I served in the 505 Heavy Bomb Group on the island of Tinian prior to the bombing of Hiroshima and Nagasaki. There was no need to drop the A bomb on these two cities. The Japanese were ready to surrender according to Russians. We dropped them to make Russia aware that we had the nuclear device.

To need to drop the A bomb on Hiroshima and Nagasaki. The Japanese were ready to surrender according to Russian reports at the time.
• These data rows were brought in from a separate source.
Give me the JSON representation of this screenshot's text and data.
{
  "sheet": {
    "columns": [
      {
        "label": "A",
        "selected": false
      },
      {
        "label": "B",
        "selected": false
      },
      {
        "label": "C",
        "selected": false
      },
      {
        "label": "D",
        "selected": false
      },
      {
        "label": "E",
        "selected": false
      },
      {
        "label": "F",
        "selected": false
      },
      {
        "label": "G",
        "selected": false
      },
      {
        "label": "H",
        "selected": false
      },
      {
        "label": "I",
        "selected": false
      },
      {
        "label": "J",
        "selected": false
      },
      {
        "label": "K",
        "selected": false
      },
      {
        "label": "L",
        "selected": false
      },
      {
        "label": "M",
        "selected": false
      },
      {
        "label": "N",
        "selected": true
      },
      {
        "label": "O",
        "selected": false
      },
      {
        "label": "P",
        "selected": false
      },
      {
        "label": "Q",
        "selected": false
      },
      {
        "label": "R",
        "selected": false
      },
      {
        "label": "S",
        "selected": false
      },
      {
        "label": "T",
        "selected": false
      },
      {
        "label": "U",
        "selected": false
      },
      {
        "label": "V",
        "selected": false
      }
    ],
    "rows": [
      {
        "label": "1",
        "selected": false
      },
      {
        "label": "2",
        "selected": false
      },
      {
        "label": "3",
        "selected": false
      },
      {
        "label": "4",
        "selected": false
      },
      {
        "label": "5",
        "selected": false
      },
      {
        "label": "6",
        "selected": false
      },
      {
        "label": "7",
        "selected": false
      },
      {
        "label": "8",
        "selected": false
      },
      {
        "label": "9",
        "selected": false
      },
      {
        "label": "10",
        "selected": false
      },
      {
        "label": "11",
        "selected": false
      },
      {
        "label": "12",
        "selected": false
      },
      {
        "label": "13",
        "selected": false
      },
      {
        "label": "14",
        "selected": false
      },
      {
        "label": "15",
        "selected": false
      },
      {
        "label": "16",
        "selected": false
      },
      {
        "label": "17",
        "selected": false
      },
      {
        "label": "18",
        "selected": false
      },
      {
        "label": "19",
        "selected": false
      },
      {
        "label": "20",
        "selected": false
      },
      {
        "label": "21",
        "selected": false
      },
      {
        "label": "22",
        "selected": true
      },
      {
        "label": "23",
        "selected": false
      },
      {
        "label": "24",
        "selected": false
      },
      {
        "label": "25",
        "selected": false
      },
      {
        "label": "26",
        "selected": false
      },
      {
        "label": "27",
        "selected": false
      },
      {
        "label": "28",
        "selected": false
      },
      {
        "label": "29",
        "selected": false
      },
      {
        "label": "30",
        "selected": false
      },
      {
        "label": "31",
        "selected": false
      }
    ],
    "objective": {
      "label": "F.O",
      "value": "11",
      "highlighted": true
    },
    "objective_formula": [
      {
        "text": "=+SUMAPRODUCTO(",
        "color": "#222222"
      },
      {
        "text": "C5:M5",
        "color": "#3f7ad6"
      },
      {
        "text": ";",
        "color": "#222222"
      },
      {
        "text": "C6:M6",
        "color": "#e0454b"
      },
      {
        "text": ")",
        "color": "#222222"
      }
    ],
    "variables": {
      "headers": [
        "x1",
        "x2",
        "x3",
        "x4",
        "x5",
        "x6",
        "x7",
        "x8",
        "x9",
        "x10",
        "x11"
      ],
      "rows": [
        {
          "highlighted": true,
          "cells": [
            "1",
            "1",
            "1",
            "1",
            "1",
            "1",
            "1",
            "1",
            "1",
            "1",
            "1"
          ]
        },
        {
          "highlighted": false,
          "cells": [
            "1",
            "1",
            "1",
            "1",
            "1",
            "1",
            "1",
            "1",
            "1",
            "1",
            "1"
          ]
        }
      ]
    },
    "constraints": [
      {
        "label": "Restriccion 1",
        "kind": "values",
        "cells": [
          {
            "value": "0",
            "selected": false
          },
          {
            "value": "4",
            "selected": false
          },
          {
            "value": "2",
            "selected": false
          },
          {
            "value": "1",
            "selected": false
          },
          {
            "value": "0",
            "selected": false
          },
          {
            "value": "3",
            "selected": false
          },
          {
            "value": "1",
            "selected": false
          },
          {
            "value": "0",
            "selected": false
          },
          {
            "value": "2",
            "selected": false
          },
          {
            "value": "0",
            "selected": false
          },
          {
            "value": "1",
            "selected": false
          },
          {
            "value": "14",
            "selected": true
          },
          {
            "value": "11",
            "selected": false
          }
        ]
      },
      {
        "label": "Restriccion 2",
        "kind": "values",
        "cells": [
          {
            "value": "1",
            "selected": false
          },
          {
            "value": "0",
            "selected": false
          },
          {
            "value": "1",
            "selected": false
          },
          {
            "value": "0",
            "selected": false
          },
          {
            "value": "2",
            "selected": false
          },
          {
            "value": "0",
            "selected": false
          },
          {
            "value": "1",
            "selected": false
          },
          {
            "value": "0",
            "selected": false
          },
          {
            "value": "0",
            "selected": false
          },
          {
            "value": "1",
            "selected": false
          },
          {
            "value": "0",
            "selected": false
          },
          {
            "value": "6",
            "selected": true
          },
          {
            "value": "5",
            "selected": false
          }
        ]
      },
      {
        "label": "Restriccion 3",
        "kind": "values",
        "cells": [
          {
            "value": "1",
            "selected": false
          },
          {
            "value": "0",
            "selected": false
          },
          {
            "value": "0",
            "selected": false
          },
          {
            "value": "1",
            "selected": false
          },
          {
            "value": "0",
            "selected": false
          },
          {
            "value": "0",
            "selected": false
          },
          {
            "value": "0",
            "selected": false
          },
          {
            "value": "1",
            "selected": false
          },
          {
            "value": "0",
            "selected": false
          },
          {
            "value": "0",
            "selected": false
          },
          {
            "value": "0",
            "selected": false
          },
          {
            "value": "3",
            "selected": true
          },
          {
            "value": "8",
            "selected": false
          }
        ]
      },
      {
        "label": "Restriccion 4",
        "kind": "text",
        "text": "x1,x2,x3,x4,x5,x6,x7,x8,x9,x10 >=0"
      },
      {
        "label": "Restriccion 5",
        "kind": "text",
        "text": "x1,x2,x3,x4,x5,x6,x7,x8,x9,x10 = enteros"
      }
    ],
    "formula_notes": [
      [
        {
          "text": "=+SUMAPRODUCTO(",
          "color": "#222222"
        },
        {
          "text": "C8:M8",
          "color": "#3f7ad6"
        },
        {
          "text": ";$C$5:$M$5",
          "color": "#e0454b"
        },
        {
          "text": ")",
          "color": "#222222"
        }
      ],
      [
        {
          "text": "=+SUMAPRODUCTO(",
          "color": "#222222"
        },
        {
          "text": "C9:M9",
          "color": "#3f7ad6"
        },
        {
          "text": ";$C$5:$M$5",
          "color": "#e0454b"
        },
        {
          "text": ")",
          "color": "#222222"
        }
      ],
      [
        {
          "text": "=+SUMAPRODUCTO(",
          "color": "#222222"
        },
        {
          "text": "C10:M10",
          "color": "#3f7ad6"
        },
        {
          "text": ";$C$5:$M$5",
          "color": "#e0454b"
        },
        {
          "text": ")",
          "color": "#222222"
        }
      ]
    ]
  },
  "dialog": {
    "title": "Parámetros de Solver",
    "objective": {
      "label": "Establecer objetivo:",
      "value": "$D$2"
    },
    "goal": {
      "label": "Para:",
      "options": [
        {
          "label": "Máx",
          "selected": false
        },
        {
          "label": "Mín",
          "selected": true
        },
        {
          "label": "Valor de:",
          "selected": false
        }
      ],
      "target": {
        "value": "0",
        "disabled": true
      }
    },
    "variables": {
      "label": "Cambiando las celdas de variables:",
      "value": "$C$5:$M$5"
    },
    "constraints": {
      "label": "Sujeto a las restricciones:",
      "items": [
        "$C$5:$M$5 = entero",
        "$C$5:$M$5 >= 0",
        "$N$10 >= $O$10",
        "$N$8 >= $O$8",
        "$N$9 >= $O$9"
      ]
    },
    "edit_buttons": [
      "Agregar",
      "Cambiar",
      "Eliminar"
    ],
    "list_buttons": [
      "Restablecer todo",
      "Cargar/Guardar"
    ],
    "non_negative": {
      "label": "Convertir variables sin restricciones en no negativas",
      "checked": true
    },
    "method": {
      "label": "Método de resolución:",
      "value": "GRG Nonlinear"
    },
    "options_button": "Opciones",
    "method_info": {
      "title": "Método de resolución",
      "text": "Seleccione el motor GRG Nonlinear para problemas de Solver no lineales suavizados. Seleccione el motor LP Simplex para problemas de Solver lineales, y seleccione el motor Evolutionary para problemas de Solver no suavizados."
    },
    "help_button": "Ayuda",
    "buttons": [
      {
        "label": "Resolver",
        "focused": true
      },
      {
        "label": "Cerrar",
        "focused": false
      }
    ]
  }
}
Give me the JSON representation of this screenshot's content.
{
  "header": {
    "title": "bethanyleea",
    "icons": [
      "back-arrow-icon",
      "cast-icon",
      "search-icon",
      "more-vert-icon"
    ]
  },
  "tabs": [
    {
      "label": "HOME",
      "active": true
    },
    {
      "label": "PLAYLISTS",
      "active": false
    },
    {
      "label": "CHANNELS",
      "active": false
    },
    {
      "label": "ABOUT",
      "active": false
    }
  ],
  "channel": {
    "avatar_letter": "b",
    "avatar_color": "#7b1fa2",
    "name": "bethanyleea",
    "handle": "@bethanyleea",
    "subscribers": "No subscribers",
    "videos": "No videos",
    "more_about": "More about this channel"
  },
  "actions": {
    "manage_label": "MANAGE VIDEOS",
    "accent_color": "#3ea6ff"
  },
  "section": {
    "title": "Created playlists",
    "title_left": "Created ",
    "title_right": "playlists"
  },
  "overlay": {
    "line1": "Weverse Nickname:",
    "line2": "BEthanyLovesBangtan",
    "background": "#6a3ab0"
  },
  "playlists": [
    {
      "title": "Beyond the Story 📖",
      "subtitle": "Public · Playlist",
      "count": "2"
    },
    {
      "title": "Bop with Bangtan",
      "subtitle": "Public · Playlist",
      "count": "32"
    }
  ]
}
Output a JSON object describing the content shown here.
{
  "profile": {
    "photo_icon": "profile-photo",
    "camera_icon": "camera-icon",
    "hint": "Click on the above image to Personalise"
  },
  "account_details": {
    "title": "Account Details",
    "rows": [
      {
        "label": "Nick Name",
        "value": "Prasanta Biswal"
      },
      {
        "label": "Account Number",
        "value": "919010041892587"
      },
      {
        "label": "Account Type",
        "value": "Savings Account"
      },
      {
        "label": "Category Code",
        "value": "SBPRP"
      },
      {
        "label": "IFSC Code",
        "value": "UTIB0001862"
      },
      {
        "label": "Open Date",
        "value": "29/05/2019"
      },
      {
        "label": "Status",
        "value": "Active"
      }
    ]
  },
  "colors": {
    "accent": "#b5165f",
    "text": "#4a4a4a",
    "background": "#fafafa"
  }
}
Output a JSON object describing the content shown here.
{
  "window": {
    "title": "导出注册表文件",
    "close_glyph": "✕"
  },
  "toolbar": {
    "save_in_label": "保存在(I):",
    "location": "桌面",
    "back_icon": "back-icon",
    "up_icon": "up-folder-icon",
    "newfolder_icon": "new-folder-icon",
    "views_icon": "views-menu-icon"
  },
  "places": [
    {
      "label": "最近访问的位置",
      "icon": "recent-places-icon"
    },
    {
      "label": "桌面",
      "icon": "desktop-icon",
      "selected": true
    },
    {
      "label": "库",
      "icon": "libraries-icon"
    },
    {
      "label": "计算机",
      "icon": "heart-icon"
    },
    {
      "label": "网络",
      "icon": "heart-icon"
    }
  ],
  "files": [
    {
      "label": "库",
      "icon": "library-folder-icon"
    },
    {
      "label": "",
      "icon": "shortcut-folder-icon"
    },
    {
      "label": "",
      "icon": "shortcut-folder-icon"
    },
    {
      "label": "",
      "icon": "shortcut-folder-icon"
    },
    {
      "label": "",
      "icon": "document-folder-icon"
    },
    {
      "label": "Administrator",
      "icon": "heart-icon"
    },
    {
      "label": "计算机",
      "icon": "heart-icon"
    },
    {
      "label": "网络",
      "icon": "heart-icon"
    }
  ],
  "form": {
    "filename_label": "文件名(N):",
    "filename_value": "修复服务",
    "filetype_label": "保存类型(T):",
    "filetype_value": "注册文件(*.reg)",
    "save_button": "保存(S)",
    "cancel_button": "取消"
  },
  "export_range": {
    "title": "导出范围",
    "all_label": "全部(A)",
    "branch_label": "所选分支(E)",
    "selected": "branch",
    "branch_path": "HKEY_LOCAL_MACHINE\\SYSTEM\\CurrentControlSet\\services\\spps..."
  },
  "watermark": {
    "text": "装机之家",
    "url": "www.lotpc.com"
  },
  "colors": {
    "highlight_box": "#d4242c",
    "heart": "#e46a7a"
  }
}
We dropped the bombs to let the world know we possessed nuclear devices.

This reminds me of the facts I've watched in NatGeo channel.

back in my college days, i had taken up a topic on social studies and the chapter on WWII was hard to digest (not talking about the factual accounts here). it is really sad that the US had to resort to the 2 bombs before the japanese could surrender.. also included in our textbooks were pictures of newly born (deformed) babies who had suffered from the after-effects of the bomb. extremely heartwrenching.. here's to peace.

what do we exspect now the bombs are 100 times more powerful we are so dumb

Add new comment